We all have different ways of getting through a crisis. For author Janet Garber of Somers, New York, that means comedy. She says hers, and her friends’, is based on family values.
Can you top this?
Those of us who like to dally on the dark side, comedically speaking, often indulge ourselves in a game when in the presence of our peers. As soon as we gather together, out come the stories of family dysfunction. And the competition begins:
“Oh, that’s nothing! My uncle married and divorced five (5) times. Three of those times were to my aunt!”
“Hmmph! My uncle Jack lived with my mother’s sister on the first floor and had his mistress on the second. Did I mention that the two women were best friends?”
“We think Joey may have killed Amy’s second husband who was hitting her. He got away with it and wound up marrying her.”
“My mother used to come after me with a broom.”
They’re wacky stories and most of them (not all), harmless. We like listening to and repeating them to reassure ourselves that everyone in our circle experienced some degree of nuttiness in our original households.
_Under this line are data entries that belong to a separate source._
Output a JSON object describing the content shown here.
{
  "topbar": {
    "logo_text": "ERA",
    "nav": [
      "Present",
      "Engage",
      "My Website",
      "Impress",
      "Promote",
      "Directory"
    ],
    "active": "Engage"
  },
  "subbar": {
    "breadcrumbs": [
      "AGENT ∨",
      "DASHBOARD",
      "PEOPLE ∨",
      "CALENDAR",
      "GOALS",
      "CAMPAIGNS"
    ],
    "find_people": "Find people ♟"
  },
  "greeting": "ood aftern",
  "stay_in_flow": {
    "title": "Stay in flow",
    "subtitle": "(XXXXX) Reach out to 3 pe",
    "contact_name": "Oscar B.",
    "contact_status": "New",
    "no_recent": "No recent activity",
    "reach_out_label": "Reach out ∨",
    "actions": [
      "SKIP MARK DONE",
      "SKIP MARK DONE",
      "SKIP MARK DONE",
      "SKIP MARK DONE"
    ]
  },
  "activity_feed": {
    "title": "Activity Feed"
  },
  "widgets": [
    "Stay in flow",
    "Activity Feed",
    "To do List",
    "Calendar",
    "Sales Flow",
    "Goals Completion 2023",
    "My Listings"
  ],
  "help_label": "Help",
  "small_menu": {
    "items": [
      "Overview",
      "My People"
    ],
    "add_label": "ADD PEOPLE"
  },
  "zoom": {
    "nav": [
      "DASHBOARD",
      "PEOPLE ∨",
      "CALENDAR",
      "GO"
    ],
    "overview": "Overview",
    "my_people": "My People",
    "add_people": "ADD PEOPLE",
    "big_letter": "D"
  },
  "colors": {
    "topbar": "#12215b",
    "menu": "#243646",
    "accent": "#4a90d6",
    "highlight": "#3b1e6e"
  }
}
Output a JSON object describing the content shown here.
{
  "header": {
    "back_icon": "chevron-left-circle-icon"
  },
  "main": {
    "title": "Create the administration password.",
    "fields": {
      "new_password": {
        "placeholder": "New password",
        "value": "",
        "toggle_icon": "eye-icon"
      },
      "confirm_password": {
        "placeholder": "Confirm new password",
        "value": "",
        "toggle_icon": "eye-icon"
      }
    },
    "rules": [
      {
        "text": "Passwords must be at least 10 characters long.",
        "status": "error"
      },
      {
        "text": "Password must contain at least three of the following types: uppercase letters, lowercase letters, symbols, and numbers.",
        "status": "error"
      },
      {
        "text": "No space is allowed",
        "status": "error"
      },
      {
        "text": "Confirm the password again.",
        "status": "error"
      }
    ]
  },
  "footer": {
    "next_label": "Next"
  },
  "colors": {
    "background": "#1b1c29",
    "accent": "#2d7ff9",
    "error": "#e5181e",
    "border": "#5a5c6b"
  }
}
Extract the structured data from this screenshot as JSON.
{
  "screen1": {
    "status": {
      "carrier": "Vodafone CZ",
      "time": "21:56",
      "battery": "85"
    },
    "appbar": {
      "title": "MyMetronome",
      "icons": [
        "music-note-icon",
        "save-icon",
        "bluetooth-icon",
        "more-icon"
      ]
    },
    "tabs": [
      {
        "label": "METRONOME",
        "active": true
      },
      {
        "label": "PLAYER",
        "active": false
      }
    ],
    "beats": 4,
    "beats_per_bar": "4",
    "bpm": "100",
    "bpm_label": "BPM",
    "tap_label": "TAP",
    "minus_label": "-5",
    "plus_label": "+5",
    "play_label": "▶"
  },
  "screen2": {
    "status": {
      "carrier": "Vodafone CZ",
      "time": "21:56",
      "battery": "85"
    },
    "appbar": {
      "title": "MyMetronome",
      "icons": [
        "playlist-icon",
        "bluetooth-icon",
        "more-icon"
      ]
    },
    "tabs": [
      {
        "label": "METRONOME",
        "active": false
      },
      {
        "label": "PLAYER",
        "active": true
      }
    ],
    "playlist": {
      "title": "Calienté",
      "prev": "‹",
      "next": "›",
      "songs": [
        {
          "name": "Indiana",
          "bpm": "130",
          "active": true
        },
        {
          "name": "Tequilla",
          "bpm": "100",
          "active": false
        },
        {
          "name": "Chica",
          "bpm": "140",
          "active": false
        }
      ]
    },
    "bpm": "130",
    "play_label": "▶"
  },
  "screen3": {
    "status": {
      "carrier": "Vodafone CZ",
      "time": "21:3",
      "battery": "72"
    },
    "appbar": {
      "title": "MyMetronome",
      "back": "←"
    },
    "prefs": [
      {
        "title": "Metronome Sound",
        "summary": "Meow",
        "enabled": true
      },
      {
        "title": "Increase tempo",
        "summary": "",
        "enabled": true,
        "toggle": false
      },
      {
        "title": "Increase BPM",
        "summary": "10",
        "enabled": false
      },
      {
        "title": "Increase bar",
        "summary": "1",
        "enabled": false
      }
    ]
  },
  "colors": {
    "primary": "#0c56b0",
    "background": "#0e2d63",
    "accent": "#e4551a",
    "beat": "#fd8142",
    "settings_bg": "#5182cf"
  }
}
Yet we still turned out okay.
“My mother was very competitive with her best friend, Sonia. First she stole the letters Sonia got from her long distance boyfriend, saying, ‘He’s too good for you.’ Months later she stole the boyfriend himself and wound up marrying him. For an encore, 50 years later give or take, after Sonia had passed on, Mom divorced the first guy, my father, and married Sonia’s husband. How about that?”
“I remember my mother sending me out to the movies all day. If I came back early, she’d drop four cents out the window so I could go back and buy myself a comic book. There was some guy hanging around with her while Dad was at work…”
“Ever notice how his little sister is the only one in the family with brown eyes?”
My friends and I have grown into middle age, still trying to deal with our pasts, even our childhoods. It’s a little ridiculous, we realize, to complain of hurts we endured as children when some of us are grandparents and soon to be great-grandparents. It’s enough to make you question whether functional families exist at all.
“Oh, yeah? My Aunt Bea would force-feed her three kids— all obese today. You could hear them screaming from blocks away. She said she just wanted fat American babies.”
“His father told him that he really did not want children; he had only had children because his wife wanted them. ‘But then I wouldn’t be here now, Dad!’ the son protested. ‘So what?’ his Dad replied. ‘Big deal’.”
Maybe it’s a good thing we only get one set of parents.
Will someone please pass the fruitcake?
Janet’s book is, “Dream Job: Wacky Adventures of an HR Manager.”